(Interface dataset entries)
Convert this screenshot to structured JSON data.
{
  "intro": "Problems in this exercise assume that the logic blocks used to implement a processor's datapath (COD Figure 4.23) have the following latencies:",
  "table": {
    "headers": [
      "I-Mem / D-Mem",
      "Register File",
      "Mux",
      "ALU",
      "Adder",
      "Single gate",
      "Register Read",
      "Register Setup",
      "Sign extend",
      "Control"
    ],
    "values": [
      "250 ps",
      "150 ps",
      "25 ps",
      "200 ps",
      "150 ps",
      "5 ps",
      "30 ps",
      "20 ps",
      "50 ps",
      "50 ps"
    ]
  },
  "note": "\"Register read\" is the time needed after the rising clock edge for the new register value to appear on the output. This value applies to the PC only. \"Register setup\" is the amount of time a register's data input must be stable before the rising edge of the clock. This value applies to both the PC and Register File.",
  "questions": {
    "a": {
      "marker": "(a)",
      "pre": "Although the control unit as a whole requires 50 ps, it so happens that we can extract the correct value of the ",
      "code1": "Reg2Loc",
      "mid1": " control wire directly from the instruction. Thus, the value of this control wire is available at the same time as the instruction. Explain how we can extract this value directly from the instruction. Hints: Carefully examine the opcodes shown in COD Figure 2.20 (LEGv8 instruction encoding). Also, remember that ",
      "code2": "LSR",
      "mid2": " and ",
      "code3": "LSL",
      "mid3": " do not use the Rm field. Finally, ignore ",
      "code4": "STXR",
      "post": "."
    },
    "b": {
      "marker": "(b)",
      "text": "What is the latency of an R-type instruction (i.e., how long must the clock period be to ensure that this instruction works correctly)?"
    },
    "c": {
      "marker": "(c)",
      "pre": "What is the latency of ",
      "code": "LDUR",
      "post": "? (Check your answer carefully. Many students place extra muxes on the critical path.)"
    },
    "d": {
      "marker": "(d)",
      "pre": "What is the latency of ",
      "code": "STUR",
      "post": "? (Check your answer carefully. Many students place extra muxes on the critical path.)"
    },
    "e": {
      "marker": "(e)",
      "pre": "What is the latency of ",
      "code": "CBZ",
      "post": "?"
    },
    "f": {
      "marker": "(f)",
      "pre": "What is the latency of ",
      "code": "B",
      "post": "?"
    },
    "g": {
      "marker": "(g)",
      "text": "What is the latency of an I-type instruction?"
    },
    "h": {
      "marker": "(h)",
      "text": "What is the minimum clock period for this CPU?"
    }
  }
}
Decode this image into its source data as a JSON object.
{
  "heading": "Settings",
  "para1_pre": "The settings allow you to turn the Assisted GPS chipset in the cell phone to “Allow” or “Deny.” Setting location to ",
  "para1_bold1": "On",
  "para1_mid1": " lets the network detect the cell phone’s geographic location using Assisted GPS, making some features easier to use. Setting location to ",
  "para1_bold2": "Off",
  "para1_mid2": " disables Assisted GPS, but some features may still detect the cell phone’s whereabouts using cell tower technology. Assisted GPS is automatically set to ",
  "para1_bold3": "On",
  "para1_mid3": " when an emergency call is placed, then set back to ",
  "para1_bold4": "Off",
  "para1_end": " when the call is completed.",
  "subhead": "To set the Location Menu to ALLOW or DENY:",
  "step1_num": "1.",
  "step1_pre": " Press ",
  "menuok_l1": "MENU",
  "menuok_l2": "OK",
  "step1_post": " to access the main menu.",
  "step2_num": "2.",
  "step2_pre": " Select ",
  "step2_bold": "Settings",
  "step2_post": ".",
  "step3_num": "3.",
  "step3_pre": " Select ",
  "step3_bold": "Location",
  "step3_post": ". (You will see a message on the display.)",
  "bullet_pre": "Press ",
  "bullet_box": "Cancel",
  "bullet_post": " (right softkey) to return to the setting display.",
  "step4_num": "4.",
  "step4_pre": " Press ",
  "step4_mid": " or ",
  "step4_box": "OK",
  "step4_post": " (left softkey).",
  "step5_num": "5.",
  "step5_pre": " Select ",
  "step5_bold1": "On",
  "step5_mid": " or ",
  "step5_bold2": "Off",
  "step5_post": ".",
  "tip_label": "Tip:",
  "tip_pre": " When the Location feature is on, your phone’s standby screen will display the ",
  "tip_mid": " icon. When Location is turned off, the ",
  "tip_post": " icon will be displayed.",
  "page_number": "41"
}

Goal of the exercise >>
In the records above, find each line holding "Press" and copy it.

Answer below >>
  "step1_pre": " Press ",
  "bullet_pre": "Press ",
  "step4_pre": " Press ",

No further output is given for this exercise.